In Part I, I briefly outlined the formal examination process prior to presenting an insanity/lack of mental responsibility defense. Now here is some information on the “law” or legal standard for an insanity defense. This is the defense that Major Hasan and his lawyers are going to have to consider for his actions at Fort Hood. The outlines can be found in Rule for Courts-Martial (RCM) 916(k).
You can immediately see why PTSD might not be sufficient of a mental health issue to be a defense rather than mitigation, because:
However, as the discussion to the Rule points out, an issue of partial mental responsibility may go to rebut a specific intent (e.g. premeditation) required for an offense.

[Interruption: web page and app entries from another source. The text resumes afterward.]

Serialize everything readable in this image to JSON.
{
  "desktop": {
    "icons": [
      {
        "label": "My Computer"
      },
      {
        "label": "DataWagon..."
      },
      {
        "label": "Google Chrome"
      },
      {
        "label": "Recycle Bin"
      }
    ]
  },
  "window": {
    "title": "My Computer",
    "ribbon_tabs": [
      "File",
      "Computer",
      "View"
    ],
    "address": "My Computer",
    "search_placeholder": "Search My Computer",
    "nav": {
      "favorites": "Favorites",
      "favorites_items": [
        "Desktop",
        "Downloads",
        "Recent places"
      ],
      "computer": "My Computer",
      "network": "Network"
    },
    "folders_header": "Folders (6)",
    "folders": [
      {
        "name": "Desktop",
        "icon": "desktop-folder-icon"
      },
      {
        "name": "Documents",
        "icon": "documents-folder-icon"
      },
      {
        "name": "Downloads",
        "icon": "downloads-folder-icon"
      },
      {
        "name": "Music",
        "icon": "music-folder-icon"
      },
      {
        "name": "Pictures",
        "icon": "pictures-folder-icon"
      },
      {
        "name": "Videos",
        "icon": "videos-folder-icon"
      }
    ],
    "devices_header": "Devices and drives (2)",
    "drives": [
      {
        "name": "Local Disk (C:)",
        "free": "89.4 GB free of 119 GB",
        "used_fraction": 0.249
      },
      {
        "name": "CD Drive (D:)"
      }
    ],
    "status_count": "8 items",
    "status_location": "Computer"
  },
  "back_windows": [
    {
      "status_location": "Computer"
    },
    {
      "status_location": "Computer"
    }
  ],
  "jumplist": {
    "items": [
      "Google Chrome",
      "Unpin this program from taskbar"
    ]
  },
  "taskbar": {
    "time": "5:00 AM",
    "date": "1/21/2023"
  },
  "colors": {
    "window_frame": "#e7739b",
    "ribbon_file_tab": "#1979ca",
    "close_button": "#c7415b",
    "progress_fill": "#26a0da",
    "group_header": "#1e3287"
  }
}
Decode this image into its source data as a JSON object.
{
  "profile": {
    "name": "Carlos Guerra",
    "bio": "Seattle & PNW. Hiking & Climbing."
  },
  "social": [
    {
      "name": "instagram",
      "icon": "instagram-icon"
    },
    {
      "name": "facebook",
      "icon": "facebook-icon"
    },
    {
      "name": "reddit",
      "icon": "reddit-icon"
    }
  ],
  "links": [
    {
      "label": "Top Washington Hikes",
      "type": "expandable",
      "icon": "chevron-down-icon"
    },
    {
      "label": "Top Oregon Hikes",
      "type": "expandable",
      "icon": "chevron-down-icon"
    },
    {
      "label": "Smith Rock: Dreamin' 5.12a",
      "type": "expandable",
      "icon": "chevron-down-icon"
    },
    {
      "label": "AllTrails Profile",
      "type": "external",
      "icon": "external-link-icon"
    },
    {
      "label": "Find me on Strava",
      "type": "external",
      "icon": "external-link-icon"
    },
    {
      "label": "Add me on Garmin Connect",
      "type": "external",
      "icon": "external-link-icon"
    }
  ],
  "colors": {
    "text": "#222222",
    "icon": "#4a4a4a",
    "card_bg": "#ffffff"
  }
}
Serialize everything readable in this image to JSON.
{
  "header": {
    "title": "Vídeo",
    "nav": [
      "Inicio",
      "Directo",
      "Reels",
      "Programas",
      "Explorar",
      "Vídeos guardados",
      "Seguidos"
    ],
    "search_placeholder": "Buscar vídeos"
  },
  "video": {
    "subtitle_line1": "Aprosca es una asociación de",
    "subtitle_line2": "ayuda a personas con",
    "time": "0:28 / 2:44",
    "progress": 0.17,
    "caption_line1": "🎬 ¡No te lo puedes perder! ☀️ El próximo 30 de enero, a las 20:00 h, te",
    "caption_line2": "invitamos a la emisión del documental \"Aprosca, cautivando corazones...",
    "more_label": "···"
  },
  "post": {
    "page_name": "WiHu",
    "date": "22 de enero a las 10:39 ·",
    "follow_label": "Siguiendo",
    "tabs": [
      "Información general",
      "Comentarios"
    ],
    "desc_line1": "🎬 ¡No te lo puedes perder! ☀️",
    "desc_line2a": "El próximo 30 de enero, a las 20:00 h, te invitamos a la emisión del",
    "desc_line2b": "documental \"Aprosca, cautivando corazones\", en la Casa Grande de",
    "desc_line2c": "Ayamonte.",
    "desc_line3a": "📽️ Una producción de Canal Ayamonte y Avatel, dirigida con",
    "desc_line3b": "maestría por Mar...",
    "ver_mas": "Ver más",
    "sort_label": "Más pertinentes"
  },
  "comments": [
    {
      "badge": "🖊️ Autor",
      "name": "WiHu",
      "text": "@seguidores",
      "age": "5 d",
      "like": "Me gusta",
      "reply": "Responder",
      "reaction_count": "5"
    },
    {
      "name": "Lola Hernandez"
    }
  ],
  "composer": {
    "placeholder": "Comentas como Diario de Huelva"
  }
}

The presumption of competence places the burden on the defense to raise it. The Members Panel, likely from Fort Hood, will have to decide whether any evidence presented overcomes the presumption of responsibility for the acts at Fort Hood. Next a look at some of the cases that apply the defense (or don’t). The defense is a very hard one to make.